Baby beavers – or kits – have been born in England in the wild for the first time and footage of them taking their first swimming lesson has been released.

Devon Wildlife Trust announced the birth of the kit and said their arrival signals the "latest chapter" in a story of great support from the local community.

The beaver population was first confirmed on the River Otter in 2014 – the first time breeding beavers had been found living in the English countryside for 400 years.

Defra initially said it was going to remove the animals over the potential disease risk – but local landowners and Devon Wildlife Trust banded together to create a beaver monitoring project.

The beavers were granted permission to stay in January 2015 and just five months after being declared disease-free, the kits were born.

Spokesman Mark Elliott said: "We are thrilled that the beavers have bred. The baby kits appear fit and healthy and the adults seem as if they are taking their parenting responsibilities very seriously. It tells us that the beavers are very much at home in this corner of Devon.

"The slowly expanding population of these wild animals will help us to gain valuable insights into beavers and their environment - both in terms of animal behaviour and any benefits and effects on the surrounding river system."

He also said they hope the population will expand further over the coming years.

"Beavers give birth to an average of three kits. If both mothers have given birth that could mean that there are now up to 15 beavers on the River Otter. Beavers are relatively slow breeders and it's possible that not all the kits will make it to adulthood. This means the expansion of their numbers during the coming years will be steady rather than rapid.

"The River Otter certainly has room for a slowly growing population. The kits present us with a unique opportunity to study the development of a beaver population in the English countryside."

Sam Bridgewater, Nature Conservation Manager for Clinton Devon Estates, said: "The birth of the kits is very exciting as it indicates that beavers can thrive in the lower River Otter. We still have much to learn about the impacts of an expanding beaver population on the Devon landscape.

"Although we know that beavers can improve the ecological health of rivers, we also know that their damming - particularly in upper catchment areas - and tree-felling behaviour can cause conflict.

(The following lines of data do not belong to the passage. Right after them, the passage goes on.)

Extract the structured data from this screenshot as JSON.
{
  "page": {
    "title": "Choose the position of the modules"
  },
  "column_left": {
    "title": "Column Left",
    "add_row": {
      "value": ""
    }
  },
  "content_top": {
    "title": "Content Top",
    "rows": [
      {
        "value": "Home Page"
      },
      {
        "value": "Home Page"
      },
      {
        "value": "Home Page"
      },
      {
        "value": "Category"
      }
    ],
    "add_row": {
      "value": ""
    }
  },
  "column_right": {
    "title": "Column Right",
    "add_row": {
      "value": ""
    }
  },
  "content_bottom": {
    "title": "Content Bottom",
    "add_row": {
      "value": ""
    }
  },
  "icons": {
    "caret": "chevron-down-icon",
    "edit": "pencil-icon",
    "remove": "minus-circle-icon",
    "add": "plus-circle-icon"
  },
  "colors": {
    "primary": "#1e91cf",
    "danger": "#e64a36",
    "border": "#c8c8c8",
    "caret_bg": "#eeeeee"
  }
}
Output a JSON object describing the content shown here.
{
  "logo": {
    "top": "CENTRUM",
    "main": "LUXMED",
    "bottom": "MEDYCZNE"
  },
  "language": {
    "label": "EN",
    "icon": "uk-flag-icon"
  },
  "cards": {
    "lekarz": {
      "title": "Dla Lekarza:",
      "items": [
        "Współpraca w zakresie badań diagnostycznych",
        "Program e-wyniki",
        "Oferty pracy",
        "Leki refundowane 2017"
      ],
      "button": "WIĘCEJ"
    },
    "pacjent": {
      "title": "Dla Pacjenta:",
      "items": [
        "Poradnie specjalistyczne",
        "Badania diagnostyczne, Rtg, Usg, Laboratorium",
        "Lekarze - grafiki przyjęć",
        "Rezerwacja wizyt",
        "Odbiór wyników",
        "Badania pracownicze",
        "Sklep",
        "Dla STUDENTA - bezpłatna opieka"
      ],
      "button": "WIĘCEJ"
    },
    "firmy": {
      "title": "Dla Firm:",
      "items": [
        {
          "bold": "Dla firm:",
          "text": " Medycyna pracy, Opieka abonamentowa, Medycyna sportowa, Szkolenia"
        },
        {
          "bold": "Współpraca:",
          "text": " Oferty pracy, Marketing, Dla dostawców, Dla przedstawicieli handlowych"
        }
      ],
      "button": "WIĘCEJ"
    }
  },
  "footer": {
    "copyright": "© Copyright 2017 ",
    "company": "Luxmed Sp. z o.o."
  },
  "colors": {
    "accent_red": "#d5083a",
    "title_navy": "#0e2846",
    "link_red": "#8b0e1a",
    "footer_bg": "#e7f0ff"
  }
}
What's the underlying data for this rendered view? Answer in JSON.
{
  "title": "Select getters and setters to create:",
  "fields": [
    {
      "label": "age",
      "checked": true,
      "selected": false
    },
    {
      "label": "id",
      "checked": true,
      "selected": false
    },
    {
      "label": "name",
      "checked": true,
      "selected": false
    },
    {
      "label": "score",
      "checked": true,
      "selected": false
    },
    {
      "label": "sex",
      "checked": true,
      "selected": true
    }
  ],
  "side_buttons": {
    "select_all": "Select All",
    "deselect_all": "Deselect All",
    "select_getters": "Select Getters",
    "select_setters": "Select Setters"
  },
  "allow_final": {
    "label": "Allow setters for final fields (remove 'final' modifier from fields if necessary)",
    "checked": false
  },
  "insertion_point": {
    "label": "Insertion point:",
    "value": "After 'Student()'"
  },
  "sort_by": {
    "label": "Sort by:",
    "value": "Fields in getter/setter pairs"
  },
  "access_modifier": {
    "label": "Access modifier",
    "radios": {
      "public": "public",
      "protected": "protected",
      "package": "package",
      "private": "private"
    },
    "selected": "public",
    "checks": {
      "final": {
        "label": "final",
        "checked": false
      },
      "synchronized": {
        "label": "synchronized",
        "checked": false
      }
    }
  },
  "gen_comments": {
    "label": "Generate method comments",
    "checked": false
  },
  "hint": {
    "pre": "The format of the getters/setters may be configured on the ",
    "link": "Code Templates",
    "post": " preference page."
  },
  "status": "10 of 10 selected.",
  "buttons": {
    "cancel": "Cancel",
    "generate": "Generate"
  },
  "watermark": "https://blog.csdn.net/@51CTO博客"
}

"One of the key objectives of the partnership over the five year trial is to gather evidence to clarify the positive and negative impacts of this species and the management techniques that will likely be required in the future to minimise any detrimental impacts of an increasing population."